» **EXERCISE**: Search the entries below for "chassis" and copy each matching line.

» **SUPPLIED DATA**:
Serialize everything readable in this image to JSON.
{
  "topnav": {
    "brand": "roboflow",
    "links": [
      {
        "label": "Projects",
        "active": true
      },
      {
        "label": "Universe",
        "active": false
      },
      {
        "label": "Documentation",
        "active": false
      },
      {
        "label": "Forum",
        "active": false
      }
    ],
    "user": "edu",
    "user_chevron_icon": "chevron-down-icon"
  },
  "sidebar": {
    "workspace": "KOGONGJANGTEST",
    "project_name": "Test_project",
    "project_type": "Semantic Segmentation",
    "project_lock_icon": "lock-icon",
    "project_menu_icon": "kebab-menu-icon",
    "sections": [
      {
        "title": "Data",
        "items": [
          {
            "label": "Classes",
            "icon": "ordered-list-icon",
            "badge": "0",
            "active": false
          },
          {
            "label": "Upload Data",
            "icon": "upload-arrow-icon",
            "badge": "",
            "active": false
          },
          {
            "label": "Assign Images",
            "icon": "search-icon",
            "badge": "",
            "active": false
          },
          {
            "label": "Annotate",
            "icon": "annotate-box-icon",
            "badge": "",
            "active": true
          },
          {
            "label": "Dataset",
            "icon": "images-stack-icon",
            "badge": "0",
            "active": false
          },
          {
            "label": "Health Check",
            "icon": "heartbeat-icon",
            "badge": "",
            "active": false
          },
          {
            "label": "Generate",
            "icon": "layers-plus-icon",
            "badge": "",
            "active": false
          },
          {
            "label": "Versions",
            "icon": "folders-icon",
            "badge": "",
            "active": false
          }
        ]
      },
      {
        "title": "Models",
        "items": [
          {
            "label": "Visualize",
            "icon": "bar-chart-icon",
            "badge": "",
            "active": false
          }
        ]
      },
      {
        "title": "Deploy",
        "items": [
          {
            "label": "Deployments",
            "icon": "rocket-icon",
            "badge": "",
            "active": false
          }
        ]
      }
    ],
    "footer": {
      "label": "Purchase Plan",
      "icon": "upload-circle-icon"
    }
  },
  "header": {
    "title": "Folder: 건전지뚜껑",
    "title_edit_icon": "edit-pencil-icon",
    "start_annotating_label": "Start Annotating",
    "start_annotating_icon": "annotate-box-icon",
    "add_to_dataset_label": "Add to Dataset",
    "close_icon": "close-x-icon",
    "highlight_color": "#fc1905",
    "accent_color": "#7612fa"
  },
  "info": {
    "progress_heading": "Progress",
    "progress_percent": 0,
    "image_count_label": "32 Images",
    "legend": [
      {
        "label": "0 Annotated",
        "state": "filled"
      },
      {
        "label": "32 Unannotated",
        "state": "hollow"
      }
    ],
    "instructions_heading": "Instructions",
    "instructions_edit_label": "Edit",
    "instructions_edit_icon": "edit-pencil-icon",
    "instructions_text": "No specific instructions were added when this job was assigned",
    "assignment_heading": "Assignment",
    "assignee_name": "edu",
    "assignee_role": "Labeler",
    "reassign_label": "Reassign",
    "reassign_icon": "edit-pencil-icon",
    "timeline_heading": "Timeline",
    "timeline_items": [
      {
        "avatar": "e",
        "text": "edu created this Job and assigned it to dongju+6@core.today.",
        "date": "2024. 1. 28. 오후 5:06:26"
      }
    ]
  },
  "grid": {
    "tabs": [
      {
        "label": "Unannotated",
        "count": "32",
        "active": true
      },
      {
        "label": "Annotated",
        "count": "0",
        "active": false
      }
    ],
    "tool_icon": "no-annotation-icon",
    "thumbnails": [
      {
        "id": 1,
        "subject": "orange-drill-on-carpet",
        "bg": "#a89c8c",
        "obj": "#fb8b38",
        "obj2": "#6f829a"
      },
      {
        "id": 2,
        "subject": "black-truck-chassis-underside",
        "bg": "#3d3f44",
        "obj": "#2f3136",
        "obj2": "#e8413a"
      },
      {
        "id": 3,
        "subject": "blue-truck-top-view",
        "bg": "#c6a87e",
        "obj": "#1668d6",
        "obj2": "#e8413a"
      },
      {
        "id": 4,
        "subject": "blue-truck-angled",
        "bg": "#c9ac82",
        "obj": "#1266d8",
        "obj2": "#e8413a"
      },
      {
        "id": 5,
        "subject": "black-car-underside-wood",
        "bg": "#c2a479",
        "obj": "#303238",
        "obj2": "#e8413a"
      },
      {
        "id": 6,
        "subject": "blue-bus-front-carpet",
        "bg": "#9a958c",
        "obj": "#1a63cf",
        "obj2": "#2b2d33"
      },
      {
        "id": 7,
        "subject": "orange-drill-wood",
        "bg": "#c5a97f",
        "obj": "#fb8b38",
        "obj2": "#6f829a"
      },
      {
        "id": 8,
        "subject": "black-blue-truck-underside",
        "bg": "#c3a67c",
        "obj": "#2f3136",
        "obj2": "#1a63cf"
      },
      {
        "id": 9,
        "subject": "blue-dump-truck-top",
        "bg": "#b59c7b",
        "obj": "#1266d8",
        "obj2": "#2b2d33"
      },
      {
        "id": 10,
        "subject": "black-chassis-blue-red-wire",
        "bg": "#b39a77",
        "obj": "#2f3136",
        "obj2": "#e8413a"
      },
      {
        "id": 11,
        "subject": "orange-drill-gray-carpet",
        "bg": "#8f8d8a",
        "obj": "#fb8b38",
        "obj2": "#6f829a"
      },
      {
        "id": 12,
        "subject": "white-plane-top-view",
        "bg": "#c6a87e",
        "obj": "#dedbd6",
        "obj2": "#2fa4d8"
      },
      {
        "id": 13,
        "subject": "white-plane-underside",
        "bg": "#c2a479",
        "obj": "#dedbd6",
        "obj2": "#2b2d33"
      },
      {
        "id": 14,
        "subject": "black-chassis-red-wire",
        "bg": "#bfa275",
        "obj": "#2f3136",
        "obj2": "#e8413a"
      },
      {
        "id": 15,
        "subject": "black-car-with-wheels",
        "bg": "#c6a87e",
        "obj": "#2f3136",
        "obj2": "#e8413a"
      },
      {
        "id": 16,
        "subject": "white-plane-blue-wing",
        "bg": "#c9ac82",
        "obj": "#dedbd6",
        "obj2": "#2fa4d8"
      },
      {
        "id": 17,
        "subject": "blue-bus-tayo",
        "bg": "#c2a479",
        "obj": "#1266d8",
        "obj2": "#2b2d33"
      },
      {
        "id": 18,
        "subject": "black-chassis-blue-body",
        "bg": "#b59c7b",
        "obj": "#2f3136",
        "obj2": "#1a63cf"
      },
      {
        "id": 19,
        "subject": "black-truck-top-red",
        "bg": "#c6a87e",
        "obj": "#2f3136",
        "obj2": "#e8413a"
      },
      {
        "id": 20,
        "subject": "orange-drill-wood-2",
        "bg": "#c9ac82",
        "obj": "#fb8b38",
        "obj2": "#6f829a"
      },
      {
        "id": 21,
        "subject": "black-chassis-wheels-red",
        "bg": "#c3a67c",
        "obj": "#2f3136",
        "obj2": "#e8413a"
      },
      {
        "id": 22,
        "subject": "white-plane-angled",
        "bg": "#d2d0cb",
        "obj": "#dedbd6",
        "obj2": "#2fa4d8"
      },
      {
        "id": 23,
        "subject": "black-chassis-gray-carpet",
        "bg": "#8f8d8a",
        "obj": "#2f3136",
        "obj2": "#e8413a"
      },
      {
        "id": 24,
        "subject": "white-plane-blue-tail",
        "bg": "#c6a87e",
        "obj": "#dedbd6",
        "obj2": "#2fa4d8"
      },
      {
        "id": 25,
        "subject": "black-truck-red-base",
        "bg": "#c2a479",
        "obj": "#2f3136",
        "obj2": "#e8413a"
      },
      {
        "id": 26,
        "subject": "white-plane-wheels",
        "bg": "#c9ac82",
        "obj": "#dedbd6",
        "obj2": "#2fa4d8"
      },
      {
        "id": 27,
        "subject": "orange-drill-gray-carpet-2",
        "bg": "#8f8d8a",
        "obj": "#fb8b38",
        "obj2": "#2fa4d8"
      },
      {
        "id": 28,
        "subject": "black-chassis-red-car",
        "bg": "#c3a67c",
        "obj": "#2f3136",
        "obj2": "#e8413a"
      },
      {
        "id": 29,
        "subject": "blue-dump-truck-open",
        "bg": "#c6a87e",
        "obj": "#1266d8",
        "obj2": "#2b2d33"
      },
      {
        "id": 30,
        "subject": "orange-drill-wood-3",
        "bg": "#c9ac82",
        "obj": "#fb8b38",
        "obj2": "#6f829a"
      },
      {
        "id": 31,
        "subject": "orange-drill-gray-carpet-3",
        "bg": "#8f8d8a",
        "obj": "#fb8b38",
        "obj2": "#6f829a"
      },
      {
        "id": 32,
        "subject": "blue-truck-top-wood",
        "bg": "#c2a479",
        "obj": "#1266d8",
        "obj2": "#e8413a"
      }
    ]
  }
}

» **RESPONSE FOR THIS EXERCISE**:
        "subject": "black-truck-chassis-underside",
        "subject": "black-chassis-blue-red-wire",
        "subject": "black-chassis-red-wire",
        "subject": "black-chassis-blue-body",
        "subject": "black-chassis-wheels-red",
        "subject": "black-chassis-gray-carpet",
        "subject": "black-chassis-red-car",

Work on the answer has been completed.